My journey back north a couple of days later after I embarked on a childhood reunion tour was to take another turn as I drove into a flash blizzard in the accidentally downgraded non quattro rental car that was originally booked and would have meant a more secure journey over the Appenines than the weirdly empty motorway I embarked on. Like something from an armageddon movie I motored on alone for hours at a steady and slow pace until I arrived finally at the house of dear friends Andrew and Nicky of Rocket Espresso, pulling into a fresh powdered car park and sniffed my way into their family dinner where they looked after me and revived me with home made soup rather than the home made coffee I had imagined I’d actually yearn in a better state. But that’s another story for another time.

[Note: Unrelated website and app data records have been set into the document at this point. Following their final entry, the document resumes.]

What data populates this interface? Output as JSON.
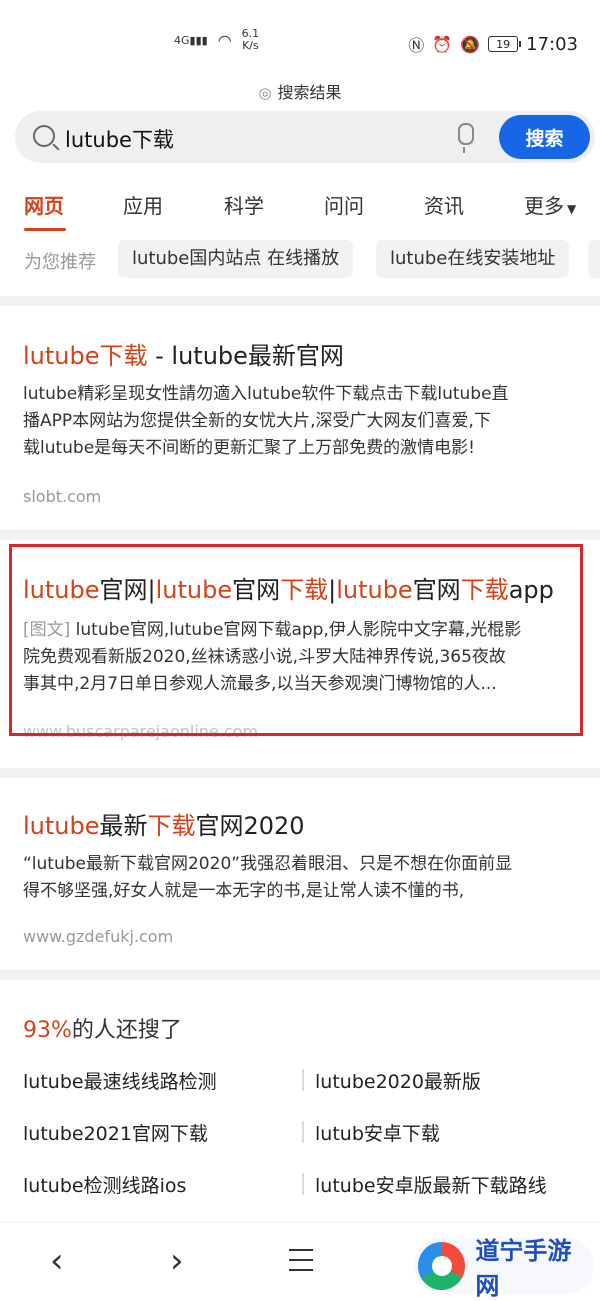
{
  "status_bar": {
    "network": "4G",
    "speed_value": "6.1",
    "speed_unit": "K/s",
    "battery": "19",
    "time": "17:03"
  },
  "header": {
    "label": "搜索结果"
  },
  "search": {
    "query": "lutube下载",
    "button_label": "搜索"
  },
  "tabs": [
    {
      "label": "网页",
      "active": true
    },
    {
      "label": "应用",
      "active": false
    },
    {
      "label": "科学",
      "active": false
    },
    {
      "label": "问问",
      "active": false
    },
    {
      "label": "资讯",
      "active": false
    },
    {
      "label": "更多",
      "active": false
    }
  ],
  "recommendations": {
    "label": "为您推荐",
    "chips": [
      "lutube国内站点 在线播放",
      "lutube在线安装地址"
    ]
  },
  "results": [
    {
      "title_parts": [
        "lutube下载",
        " - lutube最新官网"
      ],
      "snippet_lines": [
        "lutube精彩呈现女性請勿適入lutube软件下载点击下载lutube直",
        "播APP本网站为您提供全新的女忧大片,深受广大网友们喜爱,下",
        "载lutube是每天不间断的更新汇聚了上万部免费的激情电影!"
      ],
      "url": "slobt.com"
    },
    {
      "title_parts": [
        "lutube",
        "官网|",
        "lutube",
        "官网",
        "下载",
        "|",
        "lutube",
        "官网",
        "下载",
        "app"
      ],
      "tag": "[图文]",
      "snippet_lines": [
        "lutube官网,lutube官网下载app,伊人影院中文字幕,光棍影",
        "院免费观看新版2020,丝袜诱惑小说,斗罗大陆神界传说,365夜故",
        "事其中,2月7日单日参观人流最多,以当天参观澳门博物馆的人..."
      ],
      "url": "www.buscarparejaonline.com"
    },
    {
      "title_parts": [
        "lutube",
        "最新",
        "下载",
        "官网2020"
      ],
      "snippet_lines": [
        "“lutube最新下载官网2020”我强忍着眼泪、只是不想在你面前显",
        "得不够坚强,好女人就是一本无字的书,是让常人读不懂的书,"
      ],
      "url": "www.gzdefukj.com"
    }
  ],
  "related": {
    "percent": "93%",
    "title_rest": "的人还搜了",
    "items": [
      "lutube最速线线路检测",
      "lutube2020最新版",
      "lutube2021官网下载",
      "lutub安卓下载",
      "lutube检测线路ios",
      "lutube安卓版最新下载路线"
    ]
  },
  "watermark": {
    "text": "道宁手游网"
  },
  "colors": {
    "accent": "#1766e5",
    "highlight": "#d4421b",
    "box": "#d7252a"
  }
}
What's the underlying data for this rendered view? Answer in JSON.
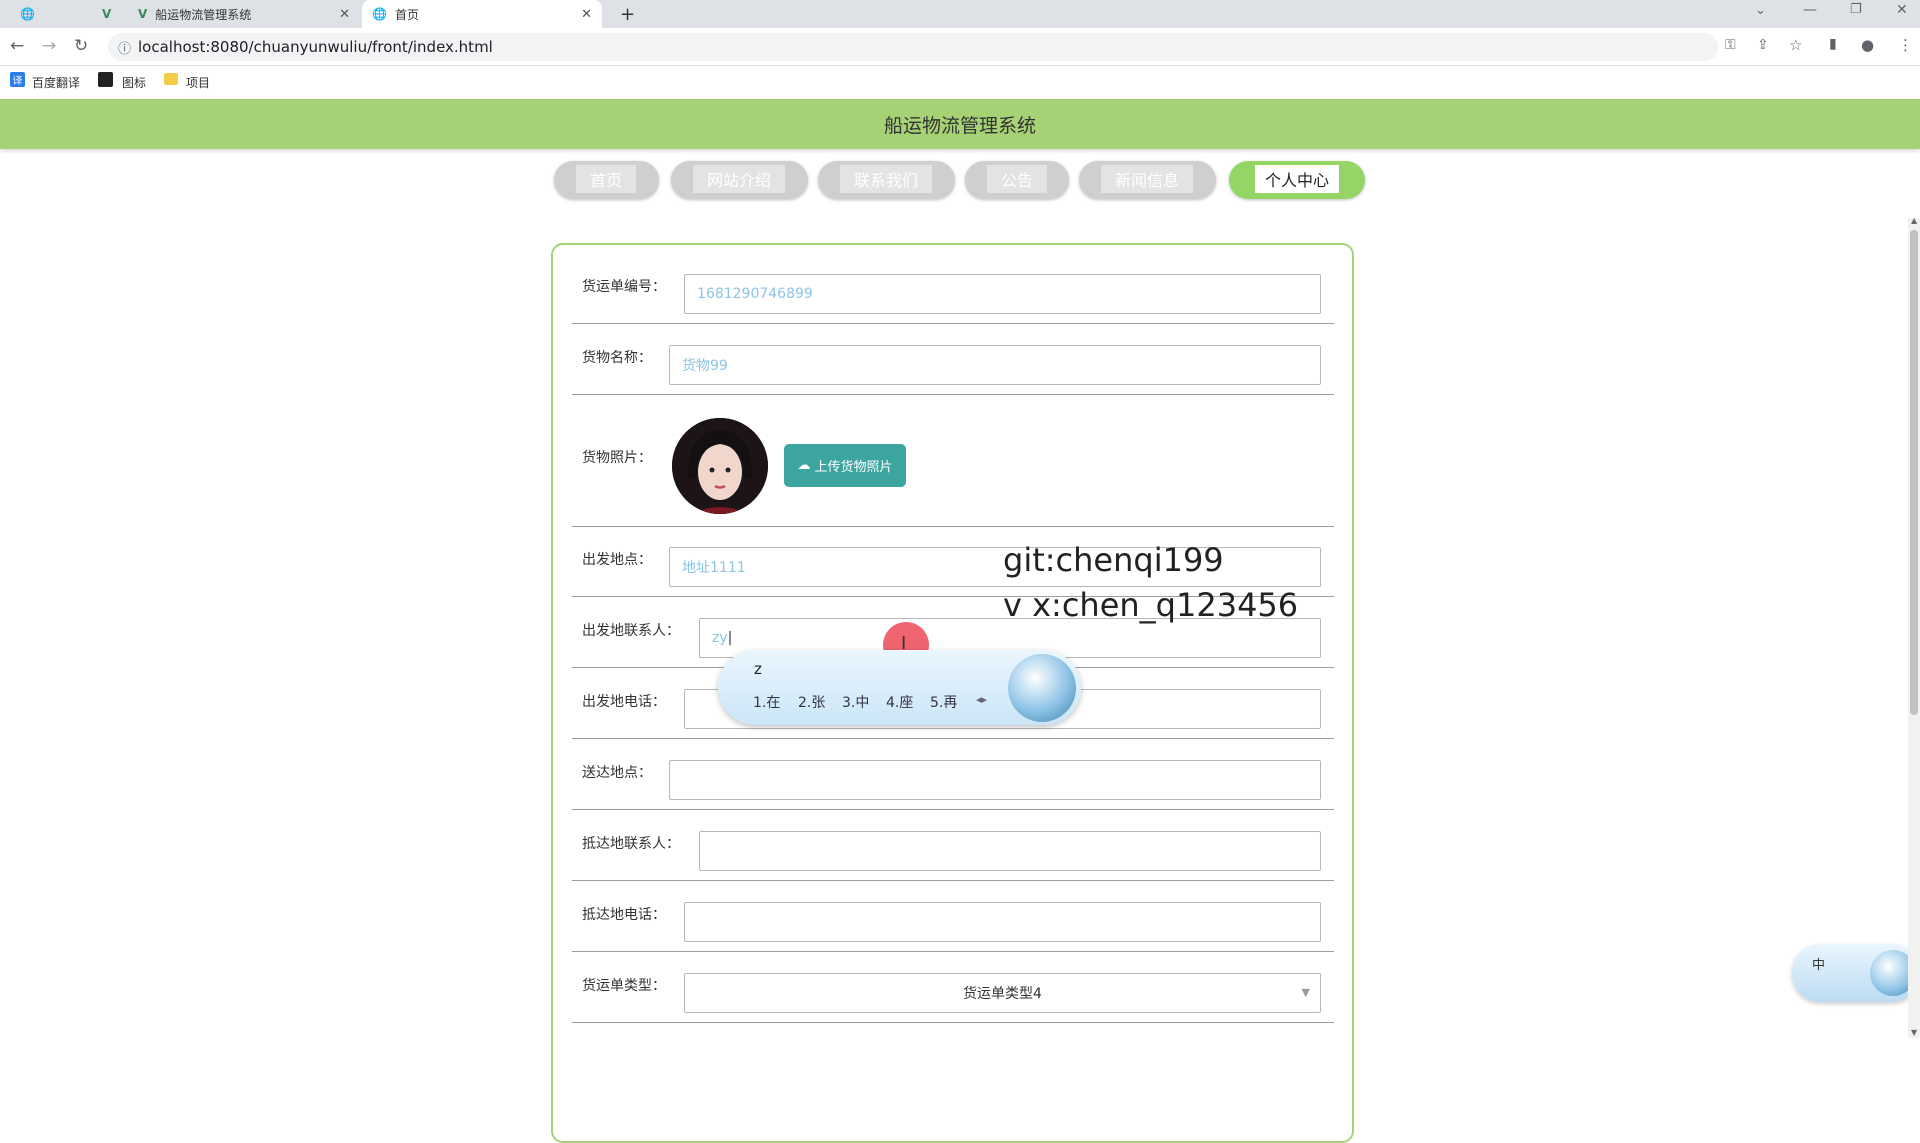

I felt a little mischievous driving away from Crisp titanium with more photographs of Crisp than the titanium, but in some ways that Tuscan raid was a significant road trip for me. It was intended to trigger former memories of early life experience, and did in some ways having a walk around some of the famous hill towns mentioned above before an unlikely chance meeting with some former UK neighbours and friends that were now living nearby which led to a cup of tea and a portrait made at theirs, but what the feeling of rediscovery of a portrait fondness did evoke paled childhood nostalgia into perspective. This visit to a small but promenant vein in the heart of cycling created instead a new conversation in my ways of seeing. Something that continues to grow and interest, something that is as much a part of who I am as the scar on my knee from the bike crash I had ten miles from here all those years ago.